▸ **WHAT THIS TASK INVOLVES**:
How many lines in the data that follows contain the word "Часовой"? Only that number is needed.

▸ **TASK MATERIAL**:
————

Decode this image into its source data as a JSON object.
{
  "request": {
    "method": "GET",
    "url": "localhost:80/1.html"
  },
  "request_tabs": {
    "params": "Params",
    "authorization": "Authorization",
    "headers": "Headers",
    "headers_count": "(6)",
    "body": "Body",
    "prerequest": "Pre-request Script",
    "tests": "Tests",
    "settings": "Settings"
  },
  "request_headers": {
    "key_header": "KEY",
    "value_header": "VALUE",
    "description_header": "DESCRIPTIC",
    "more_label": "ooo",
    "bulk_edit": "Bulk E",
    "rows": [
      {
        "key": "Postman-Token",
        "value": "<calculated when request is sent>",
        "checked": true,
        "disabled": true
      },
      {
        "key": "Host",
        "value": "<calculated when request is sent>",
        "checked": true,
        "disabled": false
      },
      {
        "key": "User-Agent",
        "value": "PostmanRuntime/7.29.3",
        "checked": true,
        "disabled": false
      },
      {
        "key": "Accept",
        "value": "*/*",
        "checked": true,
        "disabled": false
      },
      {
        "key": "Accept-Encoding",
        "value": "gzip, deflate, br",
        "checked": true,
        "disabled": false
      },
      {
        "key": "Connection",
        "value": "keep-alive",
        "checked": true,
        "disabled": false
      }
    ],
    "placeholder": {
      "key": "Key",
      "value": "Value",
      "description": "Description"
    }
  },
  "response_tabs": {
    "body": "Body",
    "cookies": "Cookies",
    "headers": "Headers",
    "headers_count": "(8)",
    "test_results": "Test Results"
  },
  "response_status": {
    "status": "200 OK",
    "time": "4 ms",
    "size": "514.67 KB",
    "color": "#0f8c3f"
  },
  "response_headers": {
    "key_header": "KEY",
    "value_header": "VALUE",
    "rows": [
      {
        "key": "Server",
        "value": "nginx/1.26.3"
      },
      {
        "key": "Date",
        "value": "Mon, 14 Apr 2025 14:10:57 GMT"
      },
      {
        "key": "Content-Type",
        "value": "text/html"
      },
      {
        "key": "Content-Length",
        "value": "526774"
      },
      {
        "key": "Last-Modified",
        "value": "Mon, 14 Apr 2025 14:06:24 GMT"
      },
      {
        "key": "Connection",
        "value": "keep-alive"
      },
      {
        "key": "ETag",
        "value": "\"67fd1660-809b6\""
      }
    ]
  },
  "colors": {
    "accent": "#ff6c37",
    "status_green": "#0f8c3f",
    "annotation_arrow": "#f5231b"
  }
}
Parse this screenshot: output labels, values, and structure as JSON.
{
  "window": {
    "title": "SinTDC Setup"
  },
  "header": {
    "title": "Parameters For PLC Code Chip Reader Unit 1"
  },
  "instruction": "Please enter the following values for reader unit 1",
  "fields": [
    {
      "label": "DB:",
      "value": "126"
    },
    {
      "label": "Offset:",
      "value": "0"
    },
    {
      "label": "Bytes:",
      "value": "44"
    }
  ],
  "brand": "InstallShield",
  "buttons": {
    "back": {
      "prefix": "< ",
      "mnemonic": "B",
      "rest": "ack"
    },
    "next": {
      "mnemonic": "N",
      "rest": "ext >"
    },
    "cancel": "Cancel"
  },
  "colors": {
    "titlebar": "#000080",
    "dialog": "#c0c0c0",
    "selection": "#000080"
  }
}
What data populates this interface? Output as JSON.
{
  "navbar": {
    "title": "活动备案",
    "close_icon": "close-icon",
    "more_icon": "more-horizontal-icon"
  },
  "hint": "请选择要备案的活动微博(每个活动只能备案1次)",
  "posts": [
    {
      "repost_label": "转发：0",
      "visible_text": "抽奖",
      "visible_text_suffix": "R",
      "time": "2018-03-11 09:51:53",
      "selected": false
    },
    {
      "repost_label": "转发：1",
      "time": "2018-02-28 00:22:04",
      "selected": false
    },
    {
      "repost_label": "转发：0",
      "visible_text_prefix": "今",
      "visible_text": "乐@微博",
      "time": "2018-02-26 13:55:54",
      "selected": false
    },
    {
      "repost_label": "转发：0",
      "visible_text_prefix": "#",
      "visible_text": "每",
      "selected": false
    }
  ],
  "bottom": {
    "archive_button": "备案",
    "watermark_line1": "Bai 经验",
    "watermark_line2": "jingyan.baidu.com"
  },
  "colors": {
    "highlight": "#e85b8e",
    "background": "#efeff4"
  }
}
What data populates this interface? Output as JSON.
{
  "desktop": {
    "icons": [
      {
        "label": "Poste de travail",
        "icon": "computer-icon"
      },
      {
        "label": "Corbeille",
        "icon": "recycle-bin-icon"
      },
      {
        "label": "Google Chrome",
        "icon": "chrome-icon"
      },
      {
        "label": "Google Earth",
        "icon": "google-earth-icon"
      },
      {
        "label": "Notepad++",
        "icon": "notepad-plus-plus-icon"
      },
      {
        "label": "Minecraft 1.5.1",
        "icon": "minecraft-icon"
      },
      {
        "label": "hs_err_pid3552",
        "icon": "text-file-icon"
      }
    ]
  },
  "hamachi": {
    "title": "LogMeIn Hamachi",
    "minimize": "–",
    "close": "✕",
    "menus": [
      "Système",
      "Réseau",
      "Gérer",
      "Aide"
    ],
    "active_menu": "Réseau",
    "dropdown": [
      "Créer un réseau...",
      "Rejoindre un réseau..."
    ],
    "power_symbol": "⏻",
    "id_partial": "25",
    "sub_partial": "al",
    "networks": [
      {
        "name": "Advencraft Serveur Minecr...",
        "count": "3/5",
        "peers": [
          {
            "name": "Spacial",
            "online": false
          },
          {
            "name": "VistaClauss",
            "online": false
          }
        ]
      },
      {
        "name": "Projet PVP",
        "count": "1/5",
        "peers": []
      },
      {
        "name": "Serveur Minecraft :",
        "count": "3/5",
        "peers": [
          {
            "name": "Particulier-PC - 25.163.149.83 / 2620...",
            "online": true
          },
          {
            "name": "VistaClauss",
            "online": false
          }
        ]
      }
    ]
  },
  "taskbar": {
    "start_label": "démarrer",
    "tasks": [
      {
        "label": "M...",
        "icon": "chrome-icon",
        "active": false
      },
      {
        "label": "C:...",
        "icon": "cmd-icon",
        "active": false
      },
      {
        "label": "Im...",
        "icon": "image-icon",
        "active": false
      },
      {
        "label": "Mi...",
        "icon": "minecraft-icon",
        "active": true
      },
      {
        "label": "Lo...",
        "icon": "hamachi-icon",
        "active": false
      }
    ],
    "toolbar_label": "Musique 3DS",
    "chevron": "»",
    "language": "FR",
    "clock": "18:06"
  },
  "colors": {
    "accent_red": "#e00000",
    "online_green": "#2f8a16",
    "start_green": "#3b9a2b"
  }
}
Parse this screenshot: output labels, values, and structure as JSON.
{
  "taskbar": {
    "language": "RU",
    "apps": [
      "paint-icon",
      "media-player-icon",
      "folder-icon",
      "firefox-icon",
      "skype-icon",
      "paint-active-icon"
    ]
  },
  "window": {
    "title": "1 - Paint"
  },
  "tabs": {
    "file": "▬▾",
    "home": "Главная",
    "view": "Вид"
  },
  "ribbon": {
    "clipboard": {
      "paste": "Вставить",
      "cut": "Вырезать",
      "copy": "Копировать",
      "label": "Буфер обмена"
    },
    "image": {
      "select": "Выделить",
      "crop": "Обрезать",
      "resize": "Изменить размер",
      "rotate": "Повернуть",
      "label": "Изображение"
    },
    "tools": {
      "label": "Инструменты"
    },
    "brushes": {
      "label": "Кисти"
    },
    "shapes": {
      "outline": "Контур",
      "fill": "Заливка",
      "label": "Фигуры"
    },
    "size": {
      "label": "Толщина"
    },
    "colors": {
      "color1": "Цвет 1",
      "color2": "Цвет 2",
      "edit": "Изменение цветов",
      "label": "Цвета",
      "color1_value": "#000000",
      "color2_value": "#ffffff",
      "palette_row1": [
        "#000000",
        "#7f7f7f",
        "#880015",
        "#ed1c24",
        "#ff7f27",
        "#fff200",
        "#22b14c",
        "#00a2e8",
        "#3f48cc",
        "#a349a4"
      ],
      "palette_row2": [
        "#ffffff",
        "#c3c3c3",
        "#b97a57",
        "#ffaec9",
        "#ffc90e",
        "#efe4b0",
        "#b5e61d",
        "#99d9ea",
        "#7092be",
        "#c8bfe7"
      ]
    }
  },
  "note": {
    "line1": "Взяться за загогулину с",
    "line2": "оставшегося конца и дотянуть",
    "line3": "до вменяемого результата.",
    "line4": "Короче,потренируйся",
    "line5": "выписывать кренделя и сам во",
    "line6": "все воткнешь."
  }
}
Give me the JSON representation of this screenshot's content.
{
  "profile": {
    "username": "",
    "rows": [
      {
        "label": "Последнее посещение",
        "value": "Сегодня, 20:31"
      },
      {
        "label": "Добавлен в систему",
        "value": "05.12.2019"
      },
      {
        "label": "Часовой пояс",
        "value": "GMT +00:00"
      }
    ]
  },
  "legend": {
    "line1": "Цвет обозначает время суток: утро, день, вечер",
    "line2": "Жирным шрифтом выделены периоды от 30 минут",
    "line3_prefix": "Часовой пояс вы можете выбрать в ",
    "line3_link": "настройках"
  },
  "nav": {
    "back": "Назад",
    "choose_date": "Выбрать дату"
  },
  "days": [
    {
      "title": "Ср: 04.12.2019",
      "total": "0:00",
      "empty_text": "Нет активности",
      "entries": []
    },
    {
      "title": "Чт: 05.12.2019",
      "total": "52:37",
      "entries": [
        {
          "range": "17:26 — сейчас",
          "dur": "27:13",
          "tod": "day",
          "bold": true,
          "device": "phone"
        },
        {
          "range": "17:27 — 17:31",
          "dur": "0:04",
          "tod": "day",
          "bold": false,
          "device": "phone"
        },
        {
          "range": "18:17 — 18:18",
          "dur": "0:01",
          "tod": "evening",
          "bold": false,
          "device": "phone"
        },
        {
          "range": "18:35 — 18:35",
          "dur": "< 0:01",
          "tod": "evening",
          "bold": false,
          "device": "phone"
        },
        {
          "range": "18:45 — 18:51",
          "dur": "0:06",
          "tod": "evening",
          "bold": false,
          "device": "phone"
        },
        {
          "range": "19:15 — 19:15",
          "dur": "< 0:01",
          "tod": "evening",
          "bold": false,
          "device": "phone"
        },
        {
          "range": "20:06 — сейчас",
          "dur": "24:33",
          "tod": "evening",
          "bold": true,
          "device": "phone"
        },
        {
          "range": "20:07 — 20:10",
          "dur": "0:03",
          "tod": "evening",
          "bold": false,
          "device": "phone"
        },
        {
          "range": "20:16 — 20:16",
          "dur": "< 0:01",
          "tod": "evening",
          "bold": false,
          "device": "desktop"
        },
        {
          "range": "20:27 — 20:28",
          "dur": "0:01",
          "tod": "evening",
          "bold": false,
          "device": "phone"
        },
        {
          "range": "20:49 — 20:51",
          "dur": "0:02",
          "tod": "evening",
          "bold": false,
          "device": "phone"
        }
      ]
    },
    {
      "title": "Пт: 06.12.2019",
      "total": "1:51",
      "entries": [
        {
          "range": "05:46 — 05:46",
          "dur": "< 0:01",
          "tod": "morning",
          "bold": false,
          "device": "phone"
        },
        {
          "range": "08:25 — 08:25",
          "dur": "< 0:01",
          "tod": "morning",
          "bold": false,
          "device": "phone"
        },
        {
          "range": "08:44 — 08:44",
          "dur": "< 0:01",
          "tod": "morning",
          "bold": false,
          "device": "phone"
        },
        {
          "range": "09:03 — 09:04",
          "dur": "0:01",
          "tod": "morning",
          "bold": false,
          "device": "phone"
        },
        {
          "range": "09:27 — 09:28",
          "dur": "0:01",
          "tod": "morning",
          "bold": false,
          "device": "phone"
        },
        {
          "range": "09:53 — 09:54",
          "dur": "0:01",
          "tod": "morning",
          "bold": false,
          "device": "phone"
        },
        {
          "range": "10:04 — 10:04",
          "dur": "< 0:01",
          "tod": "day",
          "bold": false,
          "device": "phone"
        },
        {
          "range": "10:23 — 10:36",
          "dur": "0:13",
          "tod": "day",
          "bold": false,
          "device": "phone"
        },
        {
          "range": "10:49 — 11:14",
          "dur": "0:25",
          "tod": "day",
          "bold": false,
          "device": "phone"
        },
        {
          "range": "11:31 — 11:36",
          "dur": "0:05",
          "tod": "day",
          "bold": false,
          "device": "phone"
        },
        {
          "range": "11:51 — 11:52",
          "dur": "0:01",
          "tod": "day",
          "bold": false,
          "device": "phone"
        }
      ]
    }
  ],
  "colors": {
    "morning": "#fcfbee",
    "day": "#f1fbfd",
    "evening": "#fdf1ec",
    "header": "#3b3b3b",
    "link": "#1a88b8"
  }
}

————

▸ **WRITTEN ANSWER**:
2